→ Records from a collection:

_ _ _

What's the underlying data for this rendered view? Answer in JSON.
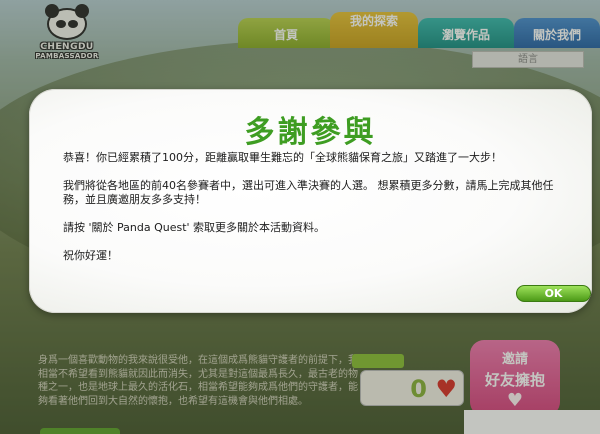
{
  "logo": {
    "line1": "CHENGDU",
    "line2": "PAMBASSADOR"
  },
  "nav": {
    "tabs": [
      {
        "label": "首頁"
      },
      {
        "label": "我的探索"
      },
      {
        "label": "瀏覽作品"
      },
      {
        "label": "關於我們"
      }
    ]
  },
  "language": {
    "label": "語言"
  },
  "background": {
    "text": "身爲一個喜歡動物的我來說很受他，在這個成爲熊貓守護者的前提下，我相當不希望看到熊貓就因此而消失，尤其是對這個最爲長久，最古老的物種之一，也是地球上最久的活化石，相當希望能夠成爲他們的守護者，能夠看著他們回到大自然的懷抱，也希望有這機會與他們相處。",
    "score": "0",
    "invite_line1": "邀請",
    "invite_line2": "好友擁抱"
  },
  "dialog": {
    "title": "多謝參與",
    "paragraphs": [
      "恭喜！你已經累積了100分，距離贏取畢生難忘的「全球熊貓保育之旅」又踏進了一大步！",
      "我們將從各地區的前40名參賽者中，選出可進入準決賽的人選。 想累積更多分數，請馬上完成其他任務，並且廣邀朋友多多支持！",
      "請按 '關於 Panda Quest' 索取更多關於本活動資料。",
      "祝你好運！"
    ],
    "ok_label": "OK"
  },
  "colors": {
    "title_green": "#3e9d22",
    "ok_button": "#5ca81f",
    "heart": "#d8342c"
  }
}
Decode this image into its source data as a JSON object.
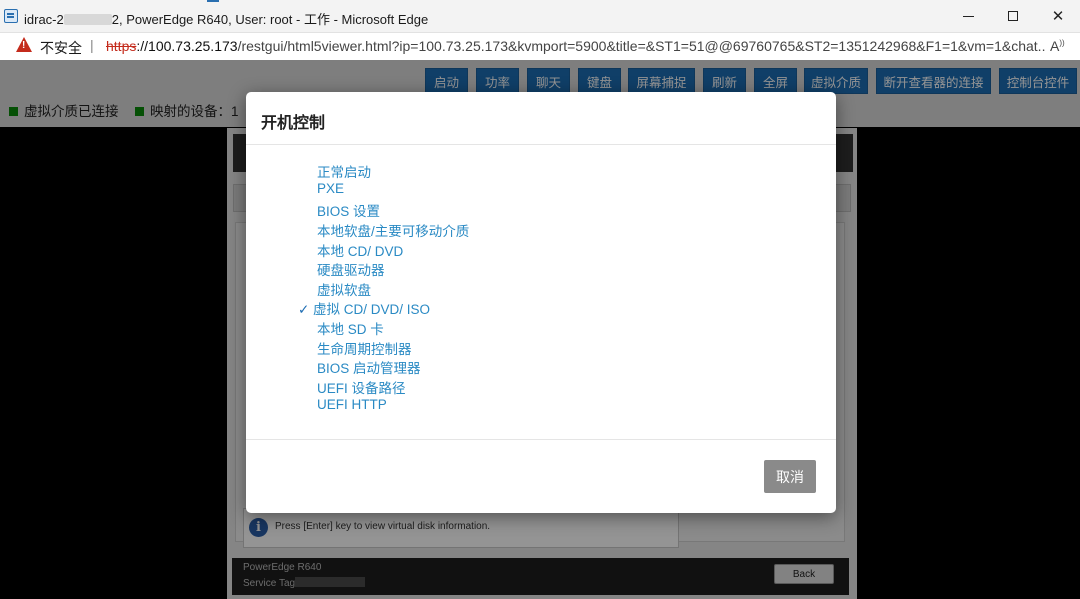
{
  "browser": {
    "title_prefix": "idrac-2",
    "title_suffix": "2, PowerEdge R640, User: root - 工作 - Microsoft Edge",
    "insecure_label": "不安全",
    "url_proto": "https",
    "url_host": "://100.73.25.173",
    "url_rest": "/restgui/html5viewer.html?ip=100.73.25.173&kvmport=5900&title=&ST1=51@@69760765&ST2=1351242968&F1=1&vm=1&chat..."
  },
  "toolbar": {
    "buttons": [
      "启动",
      "功率",
      "聊天",
      "键盘",
      "屏幕捕捉",
      "刷新",
      "全屏",
      "虚拟介质",
      "断开查看器的连接",
      "控制台控件"
    ],
    "status_connected": "虚拟介质已连接",
    "status_mapped": "映射的设备：1"
  },
  "bios": {
    "info_text": "Press [Enter] key to view virtual disk information.",
    "model": "PowerEdge R640",
    "service_tag_label": "Service Tag",
    "back_label": "Back"
  },
  "modal": {
    "title": "开机控制",
    "options": [
      "正常启动",
      "PXE",
      "BIOS 设置",
      "本地软盘/主要可移动介质",
      "本地 CD/ DVD",
      "硬盘驱动器",
      "虚拟软盘",
      "虚拟 CD/ DVD/ ISO",
      "本地 SD 卡",
      "生命周期控制器",
      "BIOS 启动管理器",
      "UEFI 设备路径",
      "UEFI HTTP"
    ],
    "selected_index": 7,
    "checkmark": "✓",
    "cancel_label": "取消"
  },
  "colors": {
    "toolbar_button": "#1d6db3",
    "option_link": "#2a8ac4",
    "status_green": "#0a8a0a",
    "cancel_button": "#8a8a8a"
  }
}
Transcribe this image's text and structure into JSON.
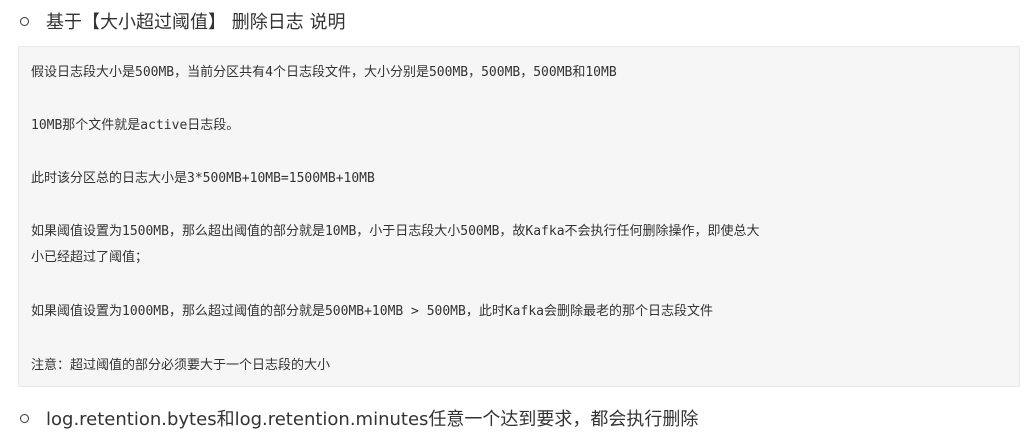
{
  "heading": {
    "text": "基于【大小超过阈值】 删除日志 说明"
  },
  "code_block": {
    "lines": [
      "假设日志段大小是500MB，当前分区共有4个日志段文件，大小分别是500MB，500MB，500MB和10MB",
      "10MB那个文件就是active日志段。",
      "此时该分区总的日志大小是3*500MB+10MB=1500MB+10MB",
      "如果阈值设置为1500MB，那么超出阈值的部分就是10MB，小于日志段大小500MB，故Kafka不会执行任何删除操作，即使总大",
      "小已经超过了阈值；",
      "如果阈值设置为1000MB，那么超过阈值的部分就是500MB+10MB > 500MB，此时Kafka会删除最老的那个日志段文件",
      "注意：超过阈值的部分必须要大于一个日志段的大小"
    ]
  },
  "footer_bullet": {
    "text": "log.retention.bytes和log.retention.minutes任意一个达到要求，都会执行删除"
  }
}
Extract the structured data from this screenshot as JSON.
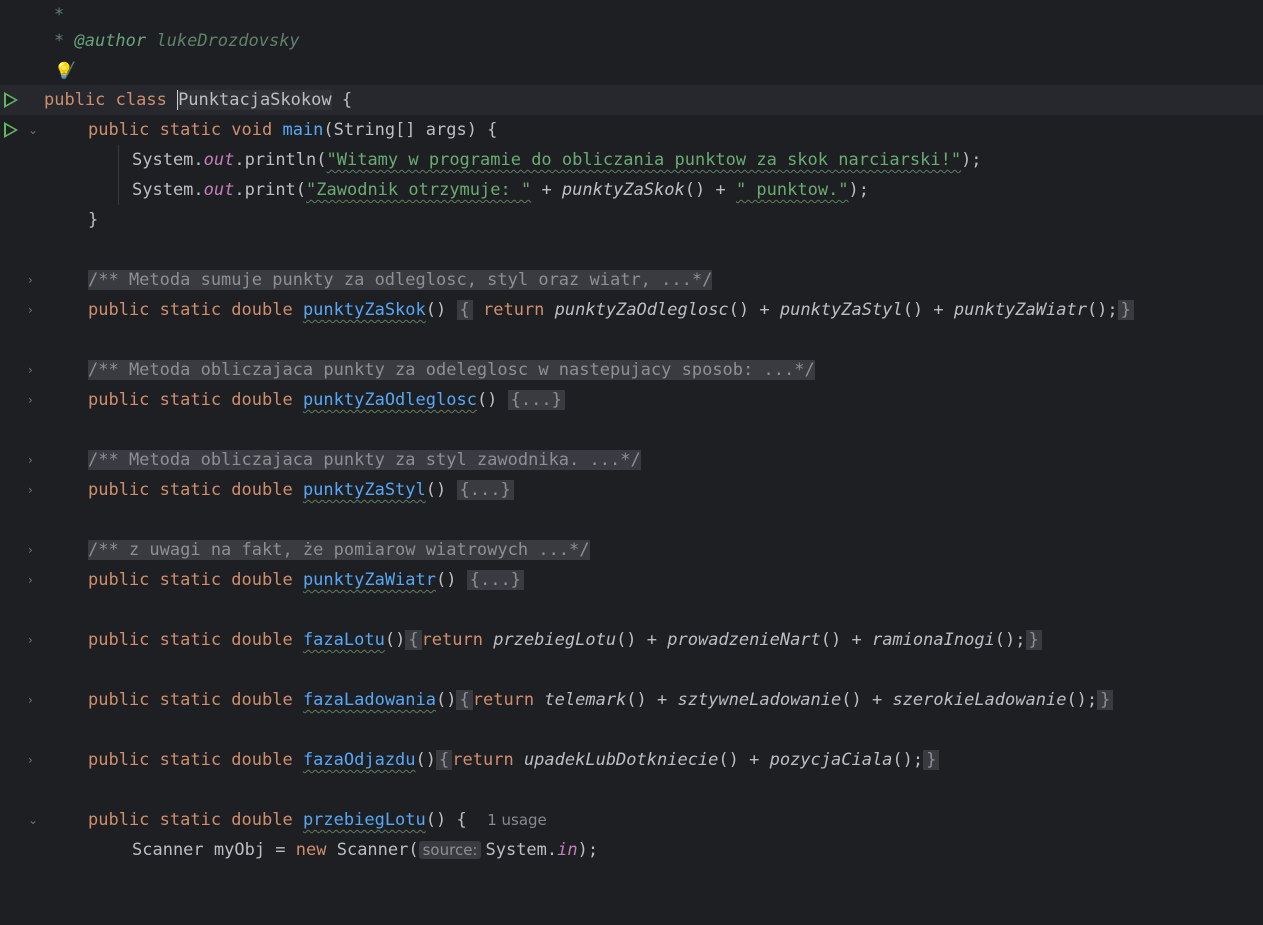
{
  "editor": {
    "language": "java",
    "lines": {
      "l1": "*",
      "l2_star": "* ",
      "l2_tag": "@author",
      "l2_value": " lukeDrozdovsky",
      "l3_end": "/",
      "class_kw": "public class ",
      "class_name": "PunktacjaSkokow",
      "class_open": " {",
      "main_kw": "public static void ",
      "main_name": "main",
      "main_sig": "(String[] args) {",
      "p1_a": "System.",
      "p1_out": "out",
      "p1_b": ".println(",
      "p1_str": "\"Witamy w programie do obliczania punktow za skok narciarski!\"",
      "p1_end": ");",
      "p2_a": "System.",
      "p2_out": "out",
      "p2_b": ".print(",
      "p2_str1": "\"Zawodnik otrzymuje: \"",
      "p2_plus1": " + ",
      "p2_call": "punktyZaSkok",
      "p2_paren": "()",
      "p2_plus2": " + ",
      "p2_str2": "\" punktow.\"",
      "p2_end": ");",
      "close_main": "}",
      "doc1": "/** Metoda sumuje punkty za odleglosc, styl oraz wiatr, ...*/",
      "m1_kw": "public static double ",
      "m1_name": "punktyZaSkok",
      "m1_paren": "()",
      "m1_body_open": "{",
      "m1_return": "return",
      "m1_c1": "punktyZaOdleglosc",
      "m1_c2": "punktyZaStyl",
      "m1_c3": "punktyZaWiatr",
      "m1_body_close": "}",
      "doc2": "/** Metoda obliczajaca punkty za odeleglosc w nastepujacy sposob: ...*/",
      "m2_kw": "public static double ",
      "m2_name": "punktyZaOdleglosc",
      "m2_paren": "()",
      "m2_fold": "{...}",
      "doc3": "/** Metoda obliczajaca punkty za styl zawodnika. ...*/",
      "m3_kw": "public static double ",
      "m3_name": "punktyZaStyl",
      "m3_paren": "()",
      "m3_fold": "{...}",
      "doc4": "/** z uwagi na fakt, że pomiarow wiatrowych ...*/",
      "m4_kw": "public static double ",
      "m4_name": "punktyZaWiatr",
      "m4_paren": "()",
      "m4_fold": "{...}",
      "m5_kw": "public static double ",
      "m5_name": "fazaLotu",
      "m5_paren": "()",
      "m5_return": "return",
      "m5_c1": "przebiegLotu",
      "m5_c2": "prowadzenieNart",
      "m5_c3": "ramionaInogi",
      "m6_kw": "public static double ",
      "m6_name": "fazaLadowania",
      "m6_paren": "()",
      "m6_return": "return",
      "m6_c1": "telemark",
      "m6_c2": "sztywneLadowanie",
      "m6_c3": "szerokieLadowanie",
      "m7_kw": "public static double ",
      "m7_name": "fazaOdjazdu",
      "m7_paren": "()",
      "m7_return": "return",
      "m7_c1": "upadekLubDotkniecie",
      "m7_c2": "pozycjaCiala",
      "m8_kw": "public static double ",
      "m8_name": "przebiegLotu",
      "m8_sig": "() {",
      "m8_hint": "1 usage",
      "s_a": "Scanner myObj = ",
      "s_new": "new",
      "s_b": " Scanner(",
      "s_inlay": "source:",
      "s_c": "System.",
      "s_in": "in",
      "s_end": ");"
    }
  },
  "colors": {
    "background": "#1e1f22",
    "keyword": "#cf8e6d",
    "string": "#6aab73",
    "function": "#56a8f5",
    "field": "#c77dba",
    "run_icon": "#5fb85f"
  },
  "icons": {
    "run": "run-icon",
    "fold_collapsed": "chevron-right-icon",
    "fold_expanded": "chevron-down-icon",
    "intention": "lightbulb-icon"
  }
}
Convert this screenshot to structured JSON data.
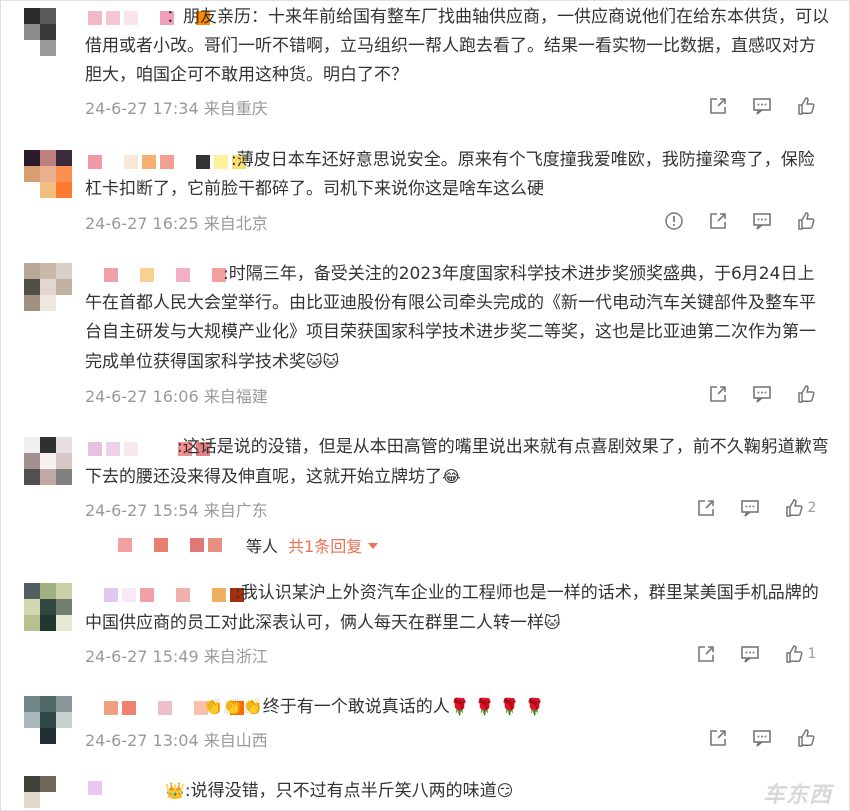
{
  "comments": [
    {
      "text": "：朋友亲历：十来年前给国有整车厂找曲轴供应商，一供应商说他们在给东本供货，可以借用或者小改。哥们一听不错啊，立马组织一帮人跑去看了。结果一看实物一比数据，直感叹对方胆大，咱国企可不敢用这种货。明白了不？",
      "meta": "24-6-27 17:34 来自重庆"
    },
    {
      "text": ":薄皮日本车还好意思说安全。原来有个飞度撞我爱唯欧，我防撞梁弯了，保险杠卡扣断了，它前脸干都碎了。司机下来说你这是啥车这么硬",
      "meta": "24-6-27 16:25 来自北京"
    },
    {
      "text": ":时隔三年，备受关注的2023年度国家科学技术进步奖颁奖盛典，于6月24日上午在首都人民大会堂举行。由比亚迪股份有限公司牵头完成的《新一代电动汽车关键部件及整车平台自主研发与大规模产业化》项目荣获国家科学技术进步奖二等奖，这也是比亚迪第二次作为第一完成单位获得国家科学技术奖",
      "emoji": "🐱🐱",
      "meta": "24-6-27 16:06 来自福建"
    },
    {
      "text": ":这话是说的没错，但是从本田高管的嘴里说出来就有点喜剧效果了，前不久鞠躬道歉弯下去的腰还没来得及伸直呢，这就开始立牌坊了",
      "emoji": "😂",
      "meta": "24-6-27 15:54 来自广东",
      "like_count": "2",
      "replies": {
        "who": "等人",
        "link": "共1条回复"
      }
    },
    {
      "text": ":我认识某沪上外资汽车企业的工程师也是一样的话术，群里某美国手机品牌的中国供应商的员工对此深表认可，俩人每天在群里二人转一样",
      "emoji": "🐱",
      "meta": "24-6-27 15:49 来自浙江",
      "like_count": "1"
    },
    {
      "prefix_emoji": "👏👏👏",
      "text": "终于有一个敢说真话的人",
      "emoji": "🌹 🌹 🌹 🌹",
      "meta": "24-6-27 13:04 来自山西"
    },
    {
      "prefix_emoji": "👑",
      "text": ":说得没错，只不过有点半斤笑八两的味道",
      "emoji": "😏"
    }
  ],
  "icons": {
    "share": "share-icon",
    "comment": "comment-icon",
    "like": "like-icon",
    "report": "report-icon"
  },
  "colors": {
    "link": "#eb7350",
    "meta": "#999999",
    "text": "#333333"
  },
  "watermark": "车东西"
}
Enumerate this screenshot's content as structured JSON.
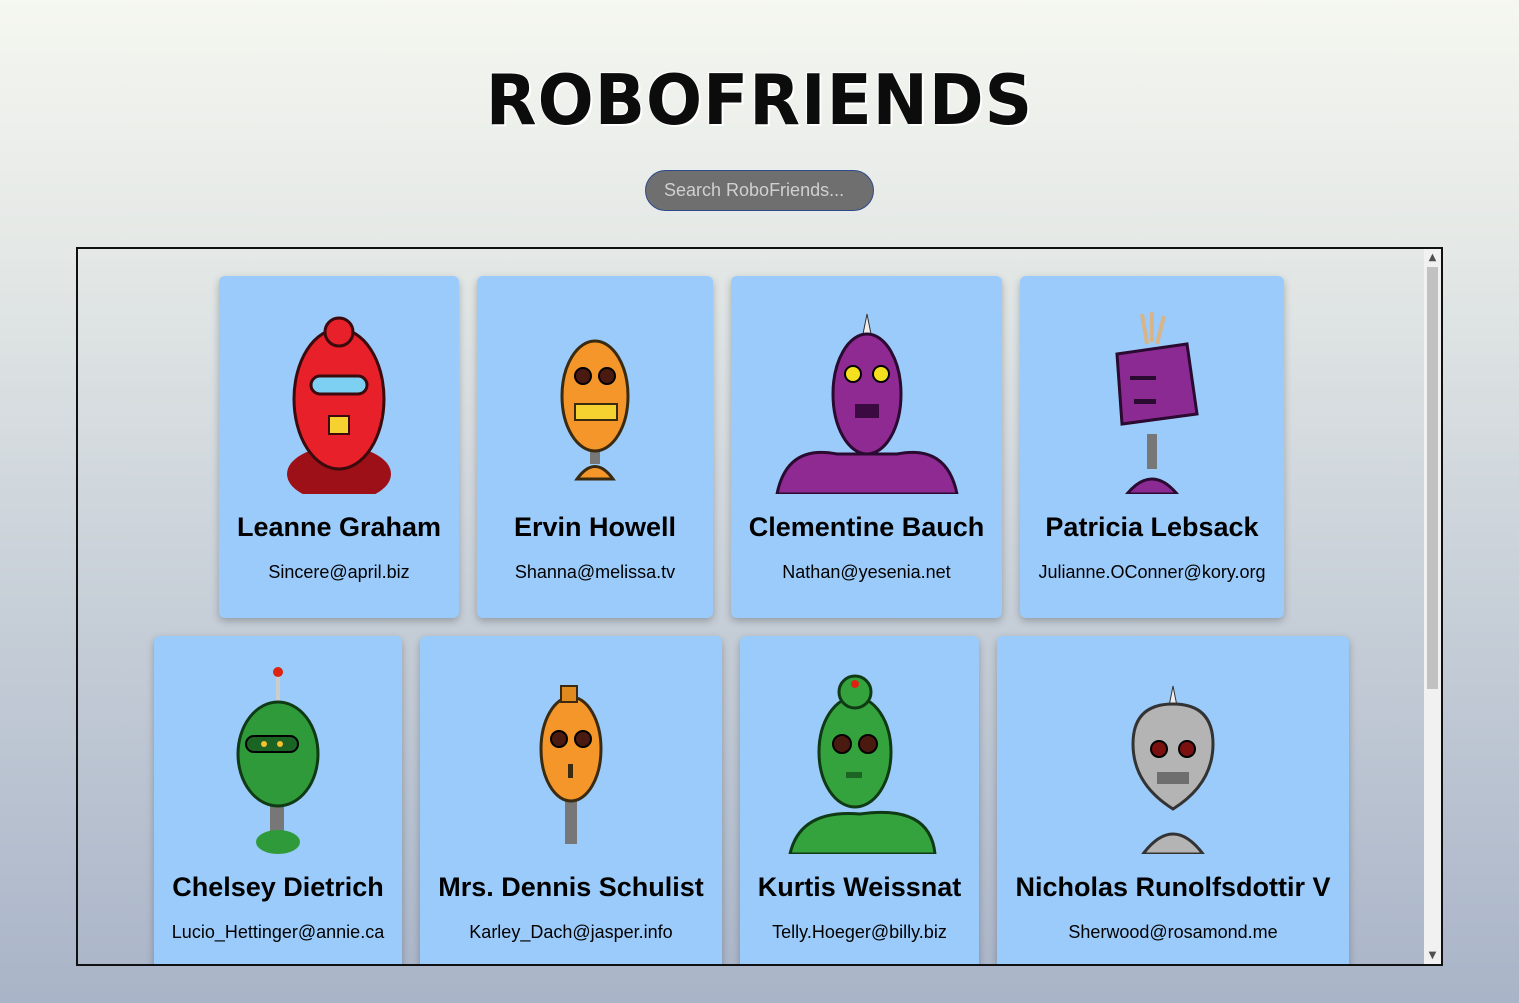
{
  "app": {
    "title": "RoboFriends",
    "search_placeholder": "Search RoboFriends..."
  },
  "robots": [
    {
      "name": "Leanne Graham",
      "email": "Sincere@april.biz",
      "color": "#e8202a",
      "dark": "#9e1018",
      "avatar": "red-robot-icon"
    },
    {
      "name": "Ervin Howell",
      "email": "Shanna@melissa.tv",
      "color": "#f5962a",
      "dark": "#b8621a",
      "avatar": "orange-robot-icon"
    },
    {
      "name": "Clementine Bauch",
      "email": "Nathan@yesenia.net",
      "color": "#8e2a92",
      "dark": "#5a1460",
      "avatar": "purple-robot-icon"
    },
    {
      "name": "Patricia Lebsack",
      "email": "Julianne.OConner@kory.org",
      "color": "#8c2a94",
      "dark": "#5a1460",
      "avatar": "purple-robot-icon"
    },
    {
      "name": "Chelsey Dietrich",
      "email": "Lucio_Hettinger@annie.ca",
      "color": "#2f9a3a",
      "dark": "#1b6423",
      "avatar": "green-robot-icon"
    },
    {
      "name": "Mrs. Dennis Schulist",
      "email": "Karley_Dach@jasper.info",
      "color": "#f5962a",
      "dark": "#b8621a",
      "avatar": "orange-robot-icon"
    },
    {
      "name": "Kurtis Weissnat",
      "email": "Telly.Hoeger@billy.biz",
      "color": "#34a33e",
      "dark": "#1b6423",
      "avatar": "green-robot-icon"
    },
    {
      "name": "Nicholas Runolfsdottir V",
      "email": "Sherwood@rosamond.me",
      "color": "#b4b4b4",
      "dark": "#6e6e6e",
      "avatar": "gray-robot-icon"
    }
  ]
}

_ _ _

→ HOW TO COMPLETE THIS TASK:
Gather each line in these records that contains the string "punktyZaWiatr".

→ EXERCISE RESPONSE:
      "m1_c3": "punktyZaWiatr",
      "m4_name": "punktyZaWiatr",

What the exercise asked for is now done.